Others say that sales taxes hurt the poor. However, that problem would be resolved with monthly checks called "prebates" mailed to all households, depending on size. The prebate is meant to reflect the tax that a family would pay during that month if its consumption were at the federal poverty line. A family of four would receive about $500 at the beginning of each month as a rebate on taxes. Programs such as Medicare, Medicaid, Social Security, and Food Stamps would continue.

The ease of raising revenue with consumption taxes, sales taxes, and a variant of them, value-added taxes, has many people concerned. After all, what is the point of eliminating the IRS if the government is simply going to give itself another cash machine that facilitates spending?

The most commonly-used consumption tax is the value-added tax, which is used in over 125 countries in addition to income taxes. In fact, America is one of the few industrialized countries in the world that does not have such a tax. Rates in the 26 Organization for Economic Cooperation and Development countries in 2006 averaged 18%, ranging from 5% in Japan to 25% in Norway, Sweden, and Denmark.

Such value-added taxes have risen two or three percentage points during the last 20 years in many European countries. Rates in Nordic countries have gone to 25% from 22%, and in Britain they have gone to 17% from 15%. It's significant that Ireland, Europe's success story, lowered its rate to 21% in 2006 from 25% in 1986. Ireland's VAT rate, at 35% in 1983 and 1984, was the world's highest.
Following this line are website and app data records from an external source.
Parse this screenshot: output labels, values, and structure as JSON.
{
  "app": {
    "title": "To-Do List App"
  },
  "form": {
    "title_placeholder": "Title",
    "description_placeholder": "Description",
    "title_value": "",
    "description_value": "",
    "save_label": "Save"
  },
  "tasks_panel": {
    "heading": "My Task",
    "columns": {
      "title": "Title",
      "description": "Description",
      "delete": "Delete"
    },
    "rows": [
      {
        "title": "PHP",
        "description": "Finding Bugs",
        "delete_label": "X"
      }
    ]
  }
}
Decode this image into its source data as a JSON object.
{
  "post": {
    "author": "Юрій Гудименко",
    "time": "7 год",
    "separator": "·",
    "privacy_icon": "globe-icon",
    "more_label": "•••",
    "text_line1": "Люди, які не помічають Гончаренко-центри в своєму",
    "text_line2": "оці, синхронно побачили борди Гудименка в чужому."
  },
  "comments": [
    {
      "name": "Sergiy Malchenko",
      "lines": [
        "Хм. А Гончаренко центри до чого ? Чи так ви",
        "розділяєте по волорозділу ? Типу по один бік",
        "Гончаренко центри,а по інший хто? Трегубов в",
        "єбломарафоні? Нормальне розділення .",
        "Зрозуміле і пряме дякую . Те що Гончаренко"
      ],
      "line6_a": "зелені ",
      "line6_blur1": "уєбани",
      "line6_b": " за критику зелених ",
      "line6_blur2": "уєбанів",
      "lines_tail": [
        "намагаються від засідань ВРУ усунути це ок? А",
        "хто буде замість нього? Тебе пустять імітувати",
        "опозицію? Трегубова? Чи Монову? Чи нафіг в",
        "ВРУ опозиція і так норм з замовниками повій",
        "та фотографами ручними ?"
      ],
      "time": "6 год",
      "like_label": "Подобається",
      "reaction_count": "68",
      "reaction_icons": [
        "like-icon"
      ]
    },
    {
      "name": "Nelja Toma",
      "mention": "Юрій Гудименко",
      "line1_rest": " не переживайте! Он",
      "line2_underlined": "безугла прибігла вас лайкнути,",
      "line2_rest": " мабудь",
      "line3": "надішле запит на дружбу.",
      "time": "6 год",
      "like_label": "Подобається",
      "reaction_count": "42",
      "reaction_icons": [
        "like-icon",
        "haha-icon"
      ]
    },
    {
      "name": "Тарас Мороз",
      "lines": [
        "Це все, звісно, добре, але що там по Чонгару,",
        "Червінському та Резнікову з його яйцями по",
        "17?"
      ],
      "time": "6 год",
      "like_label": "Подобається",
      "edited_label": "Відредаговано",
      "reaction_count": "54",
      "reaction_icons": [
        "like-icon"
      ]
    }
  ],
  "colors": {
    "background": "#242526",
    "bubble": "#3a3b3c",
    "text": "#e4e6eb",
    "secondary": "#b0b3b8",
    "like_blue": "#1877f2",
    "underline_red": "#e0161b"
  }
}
In spite of Europe's experience with sky-high taxes, if America could succeed in taxing consumption rather than income from work and investment, this would have substantial benefits for America's economy. Now, Washington raises most of its money from taxes on labor and capital income, thereby reducing incentives to work and save.

If eliminating income taxes is impractical, or if we don't trust Congress to do so, a better way to move from income to consumption taxes is to exempt all saved income from taxation, without new sales or value-added taxes.

We could expand the scope of our present tax-free savings accounts, such as individual retirement accounts, tax free college savings plans, health savings accounts, and flexible savings accounts, and at the same time allow expensing, such as 100% first year business deductions, for purchases of capital equipment. This would essentially make the federal revenue system a consumption tax, albeit without the advantage of eliminating the IRS.

In that vein, Rudy Giuliani, New York's former mayor and also a Republican candidate, proposes to expand tax-free savings accounts, although he does not specify how much. One idea would be to combine all the current tax-free accounts into one large one, increase the permissible amount, and allow it to be used for multiple purposes of retirement, medical care, and college, rather than having different accounts for different purposes.

If Congress could be persuaded to move to a de facto consumption tax by expanding both tax-free savings accounts and the expensing of business investment, the economy would be invigorated. Mr. Huckabee is doing a service by opening the discussion with his FairTax proposal.

Ms. Furchtgott-Roth, former chief economist at the U.S. Department of Labor, is a senior fellow at the Hudson Institute. She can be reached at dfr@hudson.org.

Click here to read the article as originally published by The New York Sun.

 

All active news articles